NewsOur advice to a younger generation—is it worth a zac?
Our advice to a younger generation—is it worth a zac?

Our advice to a younger generation—is it worth a zac?

“Each generation imagines itself to be more intelligent than the one that went before it, and wiser than the one that comes after it.” - George Orwell

Advising your kids is one thing and sometimes a thankless task, but giving it to a whole generation - we’ll stand back and take care.

However, George Orwell's wise words ‘notwithstanding’, is there any advice we can give those younger than us for no other reason than we might be more experienced?

Some may argue the world has changed just too much even to bother. The internet and digital age mean the more important advice is just as likely to come from them to us and not vice versa.

Others might venture that true wisdom is timeless, and the ancient Greeks and Romans have plenty of insights into how to live a better life.

Wherever you stand, I'm interested in seeing what advice we over fifties might like to hand out over the next few weeks in specific areas.

The idea is to help, not hinder or harass. If you can manage to share some words with generosity and a good heart, all the better.

“Genius has no youth, but starts with the ripeness of age and old experience.” - Mark Twain

The areas might include: money, getting married, buying a house, raising children, working, taking holidays, and buying a car.
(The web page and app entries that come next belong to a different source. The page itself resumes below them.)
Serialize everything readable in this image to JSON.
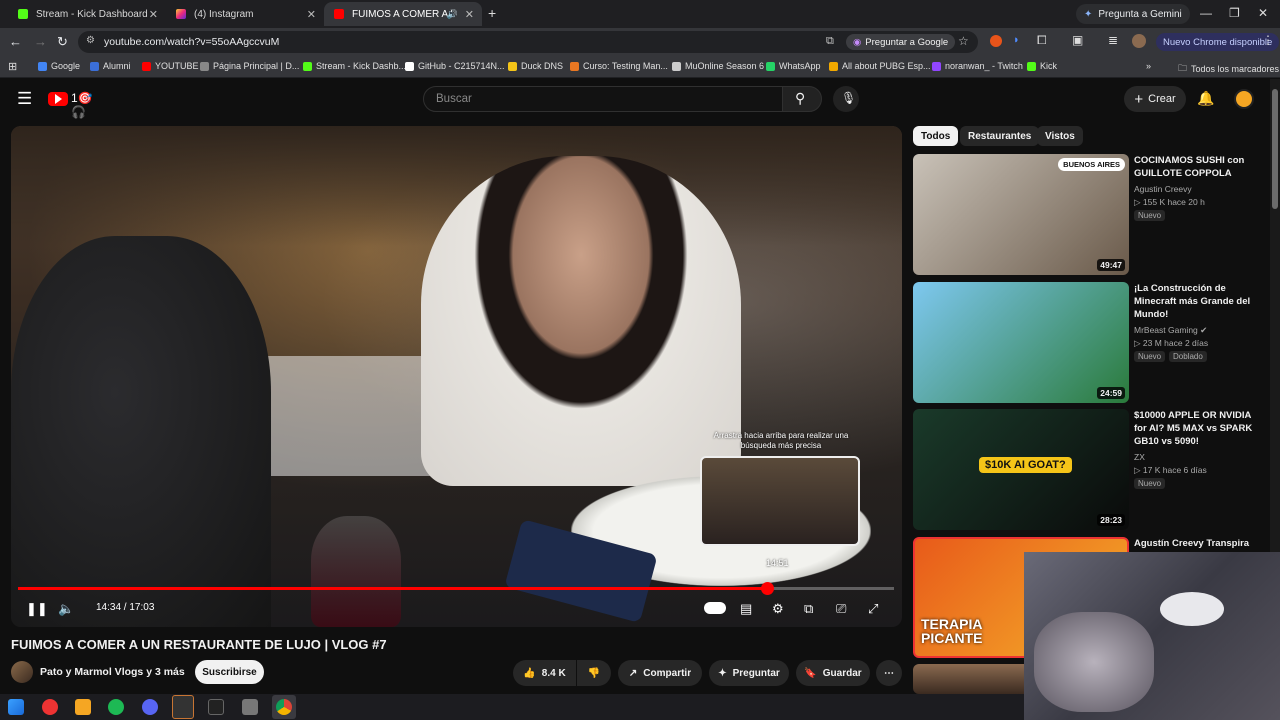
{
  "browser": {
    "tabs": [
      {
        "label": "Stream - Kick Dashboard",
        "icon": "kick-icon"
      },
      {
        "label": "(4) Instagram",
        "icon": "instagram-icon"
      },
      {
        "label": "FUIMOS A COMER A UN RE",
        "icon": "youtube-icon"
      }
    ],
    "new_tab": "+",
    "gemini_label": "Pregunta a Gemini",
    "url": "youtube.com/watch?v=55oAAgccvuM",
    "preguntar_google": "Preguntar a Google",
    "nuevo_chrome": "Nuevo Chrome disponible",
    "bookmarks": [
      {
        "label": "Google",
        "color": "#4285f4"
      },
      {
        "label": "Alumni",
        "color": "#3b6fd8"
      },
      {
        "label": "YOUTUBE",
        "color": "#ff0000"
      },
      {
        "label": "Página Principal | D...",
        "color": "#888888"
      },
      {
        "label": "Stream - Kick Dashb...",
        "color": "#53fc18"
      },
      {
        "label": "GitHub - C215714N...",
        "color": "#ffffff"
      },
      {
        "label": "Duck DNS",
        "color": "#f5c518"
      },
      {
        "label": "Curso: Testing Man...",
        "color": "#e87722"
      },
      {
        "label": "MuOnline Season 6",
        "color": "#cccccc"
      },
      {
        "label": "WhatsApp",
        "color": "#25d366"
      },
      {
        "label": "All about PUBG Esp...",
        "color": "#f2a900"
      },
      {
        "label": "noranwan_ - Twitch",
        "color": "#9146ff"
      },
      {
        "label": "Kick",
        "color": "#53fc18"
      }
    ],
    "bookmarks_more": "»",
    "all_bookmarks": "Todos los marcadores"
  },
  "youtube": {
    "search_placeholder": "Buscar",
    "create_label": "Crear",
    "player": {
      "scrub_hint": "Arrastra hacia arriba para realizar una búsqueda más precisa",
      "scrub_time": "14:51",
      "timecode": "14:34 / 17:03",
      "progress_fraction": 0.855
    },
    "video": {
      "title": "FUIMOS A COMER A UN RESTAURANTE DE LUJO | VLOG #7",
      "channel": "Pato y Marmol Vlogs y 3 más",
      "subscribe": "Suscribirse",
      "likes": "8.4 K",
      "share": "Compartir",
      "ask": "Preguntar",
      "save": "Guardar"
    },
    "chips": [
      "Todos",
      "Restaurantes",
      "Vistos"
    ],
    "recommendations": [
      {
        "title": "COCINAMOS SUSHI con GUILLOTE COPPOLA",
        "channel": "Agustin Creevy",
        "meta": "▷ 155 K  hace 20 h",
        "badges": [
          "Nuevo"
        ],
        "duration": "49:47",
        "overlay": "BUENOS AIRES",
        "color1": "#c9c2b8",
        "color2": "#6a5a4a"
      },
      {
        "title": "¡La Construcción de Minecraft más Grande del Mundo!",
        "channel": "MrBeast Gaming",
        "meta": "▷ 23 M  hace 2 días",
        "badges": [
          "Nuevo",
          "Doblado"
        ],
        "duration": "24:59",
        "color1": "#7ec8f0",
        "color2": "#2a7a3a"
      },
      {
        "title": "$10000 APPLE OR NVIDIA for AI? M5 MAX vs SPARK GB10 vs 5090!",
        "channel": "ZX",
        "meta": "▷ 17 K  hace 6 días",
        "badges": [
          "Nuevo"
        ],
        "duration": "28:23",
        "overlay": "$10K AI GOAT?",
        "color1": "#1a3a2a",
        "color2": "#0a0a0a"
      },
      {
        "title": "Agustín Creevy Transpira",
        "channel": "",
        "meta": "",
        "badges": [],
        "duration": "",
        "overlay": "TERAPIA PICANTE",
        "color1": "#e85a1a",
        "color2": "#f5b02a"
      }
    ]
  }
}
You may have some other areas to suggest.

We might not know it all, but perhaps we do have something handy to share.

Money is a natural starting point as throughout life, most people get or keep more money than the young.

There's also no shortage of advice about folding stuff for young people. 

They even have their own 'finfluencers' online bloggers etc., who give plenty of free advice on cryptocurrencies etc

The trouble is some old-fashioned advice, 'Take care of the pennies, and the pounds will take care of themselves,' is as outdated as it is pretty useless.

Being frugal is not without its benefits, but refraining from excessive spending or smashed avocado is not by itself going to solve young people's money woes.

My advice to my sons is simple: Value your money in ways that are sustainable but which also bring you happiness and security. 

That's to say, do not spend like a drunken sailor but find a level of spending that accords with your income and savings goals.

It might sound a bit old school, but the very best advice on money and happiness ever came from Charles Dickens in 1849:

"Annual income twenty pounds, annual expenditure nineteen six, result happiness. Annual income twenty pounds, annual expenditure twenty pounds ought and six, result misery."

Can you beat that?

Any information contained in this communication is general advice, it does not take into account your individual circumstances, objectives, financial situation or needs.

Originally posted on .

Join the conversation

FiftyUp Club
Our advice to a younger generation—is it worth a zac?

Share your views with other members. 

Want to leave a comment? or .
Read our moderation policy here.
Someone from VIC commented:

Don’t trust anyone with your money. Cash is always king. 

Andrea from NSW commented:

This question is a hard one. I always valued money as just a way to achieve and give happiness to others: my family, wife and children. I spent a loooot of money on things important to us (vacations, to build strong memories and family bonding, and home(s) to help my children's financial future, etc.) and moderation for all the rest (not too fancy cars, etc.). This lasted perfectly for almost 20 years until, one day, the marriage suddenly broke. I'm not entering into the feelings about that but, financially, that put me on a completely different track and changed my entire vision about money and how it should be spent, as I am now on the research of financial survival...until I'll survive. I know, this is only my (sad) personal experience, but I can't stop thinking about how many separated couples there are nowadays (more than 50% for sure), and when I think of my boy's future, I can't really say anymore if I'd suggest them (like I did in my life) to invest everything in a marriage and all the money that goes with that if then, after some time, there is a very high chance that they'll see everything they did and spent disappearing overnight. I know this is wrong, this can't be right, this thinking could lead the entire society to misery (cultural, emotional, philosophical misery). But look around, aren't we already on the cliff of entering (or already entered) into the void of this hyper-connected and hyper-lonely society? 

Comment Guidelines